■ The task ■
Copy out every line from the records that includes "title".

━━ Records to process

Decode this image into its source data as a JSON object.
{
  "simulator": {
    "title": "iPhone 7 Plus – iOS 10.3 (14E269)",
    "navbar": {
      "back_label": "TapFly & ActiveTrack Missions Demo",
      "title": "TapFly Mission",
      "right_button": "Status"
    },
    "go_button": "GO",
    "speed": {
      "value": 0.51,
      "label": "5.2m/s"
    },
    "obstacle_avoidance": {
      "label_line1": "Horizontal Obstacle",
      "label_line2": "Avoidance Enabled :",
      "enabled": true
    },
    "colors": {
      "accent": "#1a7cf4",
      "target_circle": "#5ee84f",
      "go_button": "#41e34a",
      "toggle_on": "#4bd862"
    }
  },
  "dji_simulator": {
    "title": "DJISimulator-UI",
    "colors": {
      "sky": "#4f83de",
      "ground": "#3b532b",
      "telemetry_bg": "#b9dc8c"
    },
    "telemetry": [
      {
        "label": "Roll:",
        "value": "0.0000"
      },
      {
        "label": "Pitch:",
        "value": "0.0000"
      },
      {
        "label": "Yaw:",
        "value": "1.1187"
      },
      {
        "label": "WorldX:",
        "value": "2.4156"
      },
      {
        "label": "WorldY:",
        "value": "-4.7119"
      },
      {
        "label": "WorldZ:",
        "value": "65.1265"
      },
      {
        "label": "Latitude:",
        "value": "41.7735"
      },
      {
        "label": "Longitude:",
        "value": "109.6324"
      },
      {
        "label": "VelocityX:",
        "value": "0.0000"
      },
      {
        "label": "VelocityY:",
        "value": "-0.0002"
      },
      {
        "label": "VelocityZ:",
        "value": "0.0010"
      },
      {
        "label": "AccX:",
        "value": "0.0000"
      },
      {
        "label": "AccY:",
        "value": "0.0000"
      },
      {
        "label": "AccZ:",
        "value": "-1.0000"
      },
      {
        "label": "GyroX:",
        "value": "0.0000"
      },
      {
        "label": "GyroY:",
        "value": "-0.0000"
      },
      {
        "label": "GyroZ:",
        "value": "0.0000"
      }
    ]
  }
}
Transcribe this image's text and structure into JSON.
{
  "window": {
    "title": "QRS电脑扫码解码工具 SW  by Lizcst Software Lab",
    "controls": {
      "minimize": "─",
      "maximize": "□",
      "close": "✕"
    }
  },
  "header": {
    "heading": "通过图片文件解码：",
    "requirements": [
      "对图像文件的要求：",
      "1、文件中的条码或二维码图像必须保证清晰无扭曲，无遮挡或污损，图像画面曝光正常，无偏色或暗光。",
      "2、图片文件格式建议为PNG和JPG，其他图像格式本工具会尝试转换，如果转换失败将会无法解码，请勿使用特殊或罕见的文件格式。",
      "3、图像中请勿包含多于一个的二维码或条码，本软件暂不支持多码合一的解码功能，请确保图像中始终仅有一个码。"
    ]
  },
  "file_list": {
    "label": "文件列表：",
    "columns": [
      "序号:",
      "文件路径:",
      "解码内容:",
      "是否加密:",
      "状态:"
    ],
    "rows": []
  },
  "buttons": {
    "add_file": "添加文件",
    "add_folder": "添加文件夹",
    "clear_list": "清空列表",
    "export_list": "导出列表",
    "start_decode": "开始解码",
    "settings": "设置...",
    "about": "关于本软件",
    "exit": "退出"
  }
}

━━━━

■ Written solution ■
    "title": "iPhone 7 Plus – iOS 10.3 (14E269)",
      "title": "TapFly Mission",
    "title": "DJISimulator-UI",
    "title": "QRS电脑扫码解码工具 SW  by Lizcst Software Lab",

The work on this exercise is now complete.